Chayim Acherim, May 16, 2016
This article is a biography of Yigael Yadin (1917-1984), a military figure, politician, and archaeologist. It begins with describing Yadin’s childhood in the diplomatic and erudite atmosphere of Jerusalem’s Rechavia neighborhood, his joining the Haganah organization at age 15, and how he became the de facto chief of staff during the War of Independence due to Yaakov Dori’s illness. Yadin later served a term as chief of staff in his own right, becoming the youngest chief of staff until that time, having been chosen at age 32.
Yadin dedicated his life to history and archaeology after his retirement from military life, and is noted for having belonged to the school that holds the biblical accounts to be reliable; he used his knowledge of military tactics to support the account of the conquest of the country in the book of Joshua. Although he followed his father, Prof. Elazar Lifa Sukenik, in researching the Dead Sea Scrolls—even receiving the Israel Prize for his research—and excavated other important sites such as Megiddo and Hazor, he is best known for his excavation of Masada in the 1960s, one of the most important discoveries in which were potsherds bearing names of people, which Yadin held to be the lots cast after the rebels had decided to commit suicide.
Israel Hayom, May 17, 2016
Landmines in the baptismal site known as Qasr al-Yahud near Jericho are to be removed in a project financed jointly by the Ministry of Defense and all Christian denominations present at the site. The project will begin at the end of 2016, and is planned to open some 1,000 dunams of the site closed since 1967.
Qasr al-Yahud is traditionally held to be the site where the Israelites crossed the Jordan into Canaan and also where Jesus was baptized by John.
Haaretz, May 20, 2016
The ruins of a 3,600-year-old town have been found at Tel el-Ajjul in Gaza. Elaborate gold jewelry, distinctive pottery imported from Cyprus, and some 1,300 scarabs from different centuries have led archaeologists to conclude that more than 500 years of trading took place at this town, which may in fact have been the main trading center of the region.

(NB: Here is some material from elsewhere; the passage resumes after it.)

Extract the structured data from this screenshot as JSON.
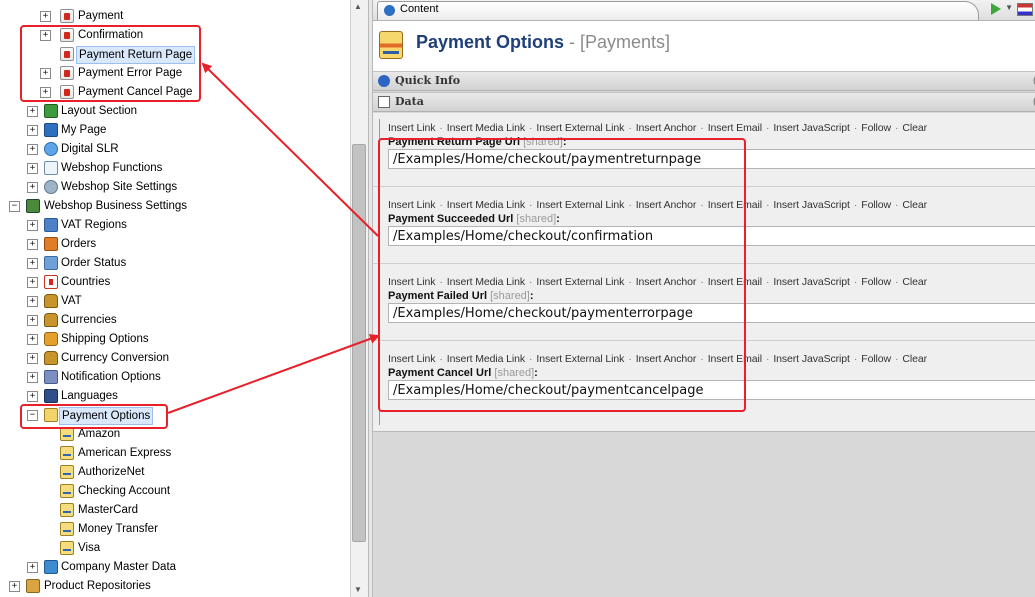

The tel was first excavated by Sir William M. Flanders Petrie from 1930 to 1934. The latest excavation was led by Prof. Peter Fischer of Gothenburg University.